In addition, many states allow voters to register on Eleciton Day. Those states are Alaska, California, Connecticut, Washington, D.C., Hawaii, Idaho, Illinois, Iowa, Maine, Maryland, Michigan, Minnesota, Montana, Nevada, New Hampshire, Rhode Island, Utah, Vermont, Washington, Wisconsin and Wyoming. Voters who register the day of the election in Alaska and Rhode Island are only permitted to vote for President.

Rights for voters with disabilities

Federal law requires that all polling stations be fully accessible to all Americans, including those with disabilities. That law includes not just physical disabilities, but it also covers conditions like vision impairment and dyslexia. All polling stations should consist of at least one booth with a voting system that allows those with disabilities to vote privately and independently.

Those with disabilities that prevent them from communicating can also receive help from a person of their choice, so long as that person is not their employer, an "agent" of their employer, or an officer of their worker's union.

Finally, poll workers must provide "reasonable accommodations" and help voters with disabilities if they can. They cannot deny a voter with a mental disability the right to vote because they feel they are not qualified.

Voters with disabilities should also be comfortable asking poll workers if they feel they are unable to stand in line or have other physical limitations that would prevent them from voting.

Language barriers

Under the Voting Rights Act, individual counties are required to provide "bilingual assistance to voters in specific languages." Those counties are required to provide all election materials in those languages.

Voters who don't speak English can also bring a helper, as long as they are not an employer, an agent of their employer, or a member of their union.

Voter intimidation

It is illegal to intimidate, threaten or attempt to coerce a voter at a polling station, and anyone who does would be charged with a federal crime. Forms of intimidation may include:

  • Anyone who questions your citizenship or criminal record
  • Anyone that falsely identifies themselves as a poll worker
  • Anyone spreading misinformation at a polling station

Be sure to keep an eye out for familiar sources of misinformation at the polls.

  • Speaking or reading English is not a requirement to vote.
  • Voters do not need to pass a test to vote.
  • Some states do not require a photo ID to vote.

Anyone who believes they have been victims of voter intimidation can offer a sworn statement to a poll worker and then cast their ballot.
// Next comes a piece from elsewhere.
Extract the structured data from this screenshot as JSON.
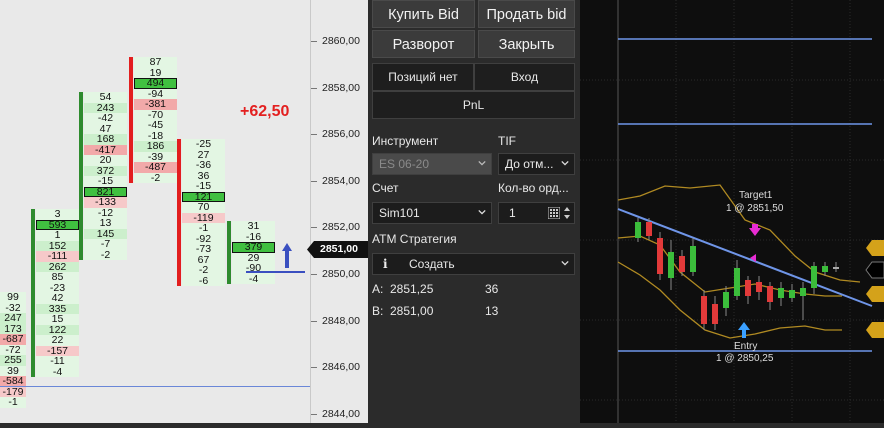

Voters can also call the Voter Hotline at 866-OUR-VOTE for help.